_MATERIAL SUPPLIED:_
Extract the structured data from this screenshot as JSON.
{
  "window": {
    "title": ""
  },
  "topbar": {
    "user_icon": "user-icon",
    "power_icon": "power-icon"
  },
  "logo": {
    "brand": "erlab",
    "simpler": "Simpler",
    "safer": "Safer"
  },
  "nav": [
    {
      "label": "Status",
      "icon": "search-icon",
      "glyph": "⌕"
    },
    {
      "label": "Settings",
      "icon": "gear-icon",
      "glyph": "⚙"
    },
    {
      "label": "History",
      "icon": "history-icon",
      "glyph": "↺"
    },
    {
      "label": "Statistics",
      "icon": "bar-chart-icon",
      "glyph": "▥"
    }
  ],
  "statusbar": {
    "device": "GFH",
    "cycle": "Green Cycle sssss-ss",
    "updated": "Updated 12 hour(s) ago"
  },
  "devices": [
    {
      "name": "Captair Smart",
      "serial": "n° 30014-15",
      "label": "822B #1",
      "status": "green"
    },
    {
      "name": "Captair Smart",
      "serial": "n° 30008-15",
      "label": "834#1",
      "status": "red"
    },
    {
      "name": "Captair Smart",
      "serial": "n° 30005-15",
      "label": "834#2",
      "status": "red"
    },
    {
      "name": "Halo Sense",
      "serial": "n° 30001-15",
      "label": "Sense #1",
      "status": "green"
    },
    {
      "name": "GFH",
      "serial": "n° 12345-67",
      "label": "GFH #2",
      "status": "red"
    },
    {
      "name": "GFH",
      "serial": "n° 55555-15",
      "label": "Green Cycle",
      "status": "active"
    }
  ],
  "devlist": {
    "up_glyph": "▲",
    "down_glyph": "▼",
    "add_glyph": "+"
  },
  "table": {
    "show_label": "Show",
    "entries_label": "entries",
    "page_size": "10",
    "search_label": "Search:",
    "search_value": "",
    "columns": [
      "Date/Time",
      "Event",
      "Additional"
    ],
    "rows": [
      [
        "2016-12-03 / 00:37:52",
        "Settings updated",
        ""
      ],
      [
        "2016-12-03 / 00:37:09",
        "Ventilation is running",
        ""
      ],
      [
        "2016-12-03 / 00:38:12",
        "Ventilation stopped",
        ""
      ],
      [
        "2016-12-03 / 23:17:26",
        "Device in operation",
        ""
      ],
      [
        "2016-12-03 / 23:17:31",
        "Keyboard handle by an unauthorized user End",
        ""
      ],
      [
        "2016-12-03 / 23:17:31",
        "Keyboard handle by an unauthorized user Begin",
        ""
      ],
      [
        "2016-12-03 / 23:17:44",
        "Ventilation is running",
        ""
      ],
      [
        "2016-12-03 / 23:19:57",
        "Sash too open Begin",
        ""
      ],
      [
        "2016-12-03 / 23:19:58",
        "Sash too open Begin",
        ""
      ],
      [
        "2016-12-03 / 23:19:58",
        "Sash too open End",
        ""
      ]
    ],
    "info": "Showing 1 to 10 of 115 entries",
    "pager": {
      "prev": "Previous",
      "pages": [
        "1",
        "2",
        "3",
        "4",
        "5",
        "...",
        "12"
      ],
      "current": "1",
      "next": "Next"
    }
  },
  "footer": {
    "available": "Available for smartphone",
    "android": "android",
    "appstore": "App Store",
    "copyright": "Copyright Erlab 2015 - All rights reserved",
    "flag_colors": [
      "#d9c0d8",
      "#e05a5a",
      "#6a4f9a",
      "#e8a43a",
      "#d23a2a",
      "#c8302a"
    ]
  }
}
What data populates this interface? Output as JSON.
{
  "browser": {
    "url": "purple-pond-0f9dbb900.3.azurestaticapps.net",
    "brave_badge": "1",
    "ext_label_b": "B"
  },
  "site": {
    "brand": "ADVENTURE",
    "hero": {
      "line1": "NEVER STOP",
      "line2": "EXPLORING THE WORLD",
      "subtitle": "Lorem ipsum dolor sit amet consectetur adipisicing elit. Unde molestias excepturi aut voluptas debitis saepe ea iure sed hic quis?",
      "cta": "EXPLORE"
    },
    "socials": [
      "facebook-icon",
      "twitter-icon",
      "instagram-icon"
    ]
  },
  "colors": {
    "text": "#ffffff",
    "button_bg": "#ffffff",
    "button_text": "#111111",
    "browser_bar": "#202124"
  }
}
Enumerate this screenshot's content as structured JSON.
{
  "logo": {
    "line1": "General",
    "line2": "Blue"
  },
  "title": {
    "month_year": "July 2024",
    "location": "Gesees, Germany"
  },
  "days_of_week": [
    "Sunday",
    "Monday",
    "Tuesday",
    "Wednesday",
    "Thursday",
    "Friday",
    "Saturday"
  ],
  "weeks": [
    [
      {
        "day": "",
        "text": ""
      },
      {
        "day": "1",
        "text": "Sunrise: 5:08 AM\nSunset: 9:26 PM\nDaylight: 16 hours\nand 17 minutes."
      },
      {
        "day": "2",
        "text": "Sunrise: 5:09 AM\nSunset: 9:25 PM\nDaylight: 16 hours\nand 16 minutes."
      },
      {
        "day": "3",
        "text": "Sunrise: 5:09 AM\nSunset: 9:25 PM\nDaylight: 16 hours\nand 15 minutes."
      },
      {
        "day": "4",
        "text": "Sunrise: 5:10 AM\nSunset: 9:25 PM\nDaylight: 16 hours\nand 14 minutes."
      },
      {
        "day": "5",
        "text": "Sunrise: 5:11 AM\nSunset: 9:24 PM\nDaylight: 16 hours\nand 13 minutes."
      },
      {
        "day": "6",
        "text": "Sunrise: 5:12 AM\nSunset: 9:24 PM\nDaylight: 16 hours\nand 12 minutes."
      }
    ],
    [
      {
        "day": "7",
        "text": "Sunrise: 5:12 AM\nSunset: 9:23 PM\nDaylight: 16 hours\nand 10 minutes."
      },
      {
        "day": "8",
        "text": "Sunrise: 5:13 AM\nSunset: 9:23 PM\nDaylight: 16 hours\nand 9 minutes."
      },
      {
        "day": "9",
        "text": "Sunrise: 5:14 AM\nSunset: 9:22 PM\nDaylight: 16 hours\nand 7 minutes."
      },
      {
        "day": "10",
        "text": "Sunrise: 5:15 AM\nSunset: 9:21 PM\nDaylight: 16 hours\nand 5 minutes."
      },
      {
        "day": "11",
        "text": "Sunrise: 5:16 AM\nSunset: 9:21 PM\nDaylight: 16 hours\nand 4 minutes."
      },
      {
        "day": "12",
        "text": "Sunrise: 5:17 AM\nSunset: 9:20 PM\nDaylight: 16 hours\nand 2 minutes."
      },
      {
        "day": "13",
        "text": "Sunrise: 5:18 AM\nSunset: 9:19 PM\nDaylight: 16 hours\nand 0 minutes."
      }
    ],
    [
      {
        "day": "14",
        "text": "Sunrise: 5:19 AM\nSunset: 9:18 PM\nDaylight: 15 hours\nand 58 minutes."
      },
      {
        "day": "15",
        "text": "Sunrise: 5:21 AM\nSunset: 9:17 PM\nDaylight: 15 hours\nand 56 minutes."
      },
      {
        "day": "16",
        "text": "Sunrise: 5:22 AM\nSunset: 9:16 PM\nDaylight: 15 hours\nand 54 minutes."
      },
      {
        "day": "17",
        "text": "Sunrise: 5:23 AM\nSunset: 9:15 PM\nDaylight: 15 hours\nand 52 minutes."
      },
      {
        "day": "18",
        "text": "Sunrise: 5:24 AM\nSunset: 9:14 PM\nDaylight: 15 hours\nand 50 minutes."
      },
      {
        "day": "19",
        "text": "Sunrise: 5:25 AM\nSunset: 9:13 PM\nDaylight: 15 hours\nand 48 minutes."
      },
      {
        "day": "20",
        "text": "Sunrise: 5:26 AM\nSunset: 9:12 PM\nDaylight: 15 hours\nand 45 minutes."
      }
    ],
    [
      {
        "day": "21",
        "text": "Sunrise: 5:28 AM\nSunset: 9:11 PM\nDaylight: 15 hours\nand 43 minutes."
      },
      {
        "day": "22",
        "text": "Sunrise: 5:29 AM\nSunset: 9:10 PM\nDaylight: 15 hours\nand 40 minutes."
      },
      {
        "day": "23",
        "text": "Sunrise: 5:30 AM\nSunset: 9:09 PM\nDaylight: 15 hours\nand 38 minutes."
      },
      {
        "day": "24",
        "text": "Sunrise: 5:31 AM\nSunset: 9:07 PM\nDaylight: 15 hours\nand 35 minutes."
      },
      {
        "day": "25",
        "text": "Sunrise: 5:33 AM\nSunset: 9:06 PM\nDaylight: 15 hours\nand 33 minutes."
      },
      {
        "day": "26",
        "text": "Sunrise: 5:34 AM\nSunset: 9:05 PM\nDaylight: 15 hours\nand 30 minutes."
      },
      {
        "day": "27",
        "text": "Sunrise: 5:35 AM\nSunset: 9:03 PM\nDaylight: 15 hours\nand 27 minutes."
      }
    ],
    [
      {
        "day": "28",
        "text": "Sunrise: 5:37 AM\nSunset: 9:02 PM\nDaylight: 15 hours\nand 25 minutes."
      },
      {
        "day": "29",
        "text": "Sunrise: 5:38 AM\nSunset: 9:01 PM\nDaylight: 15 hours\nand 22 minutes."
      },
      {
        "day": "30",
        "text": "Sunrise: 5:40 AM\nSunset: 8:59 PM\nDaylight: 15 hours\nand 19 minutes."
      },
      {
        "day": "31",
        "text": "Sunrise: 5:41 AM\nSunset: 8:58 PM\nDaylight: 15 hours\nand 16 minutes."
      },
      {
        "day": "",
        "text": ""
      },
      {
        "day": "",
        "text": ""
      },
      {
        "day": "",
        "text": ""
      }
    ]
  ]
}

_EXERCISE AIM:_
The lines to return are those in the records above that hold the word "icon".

_EXERCISE ANSWER:_
    "user_icon": "user-icon",
    "power_icon": "power-icon"
      "icon": "search-icon",
      "icon": "gear-icon",
      "icon": "history-icon",
      "icon": "bar-chart-icon",
      "facebook-icon",
      "twitter-icon",
      "instagram-icon"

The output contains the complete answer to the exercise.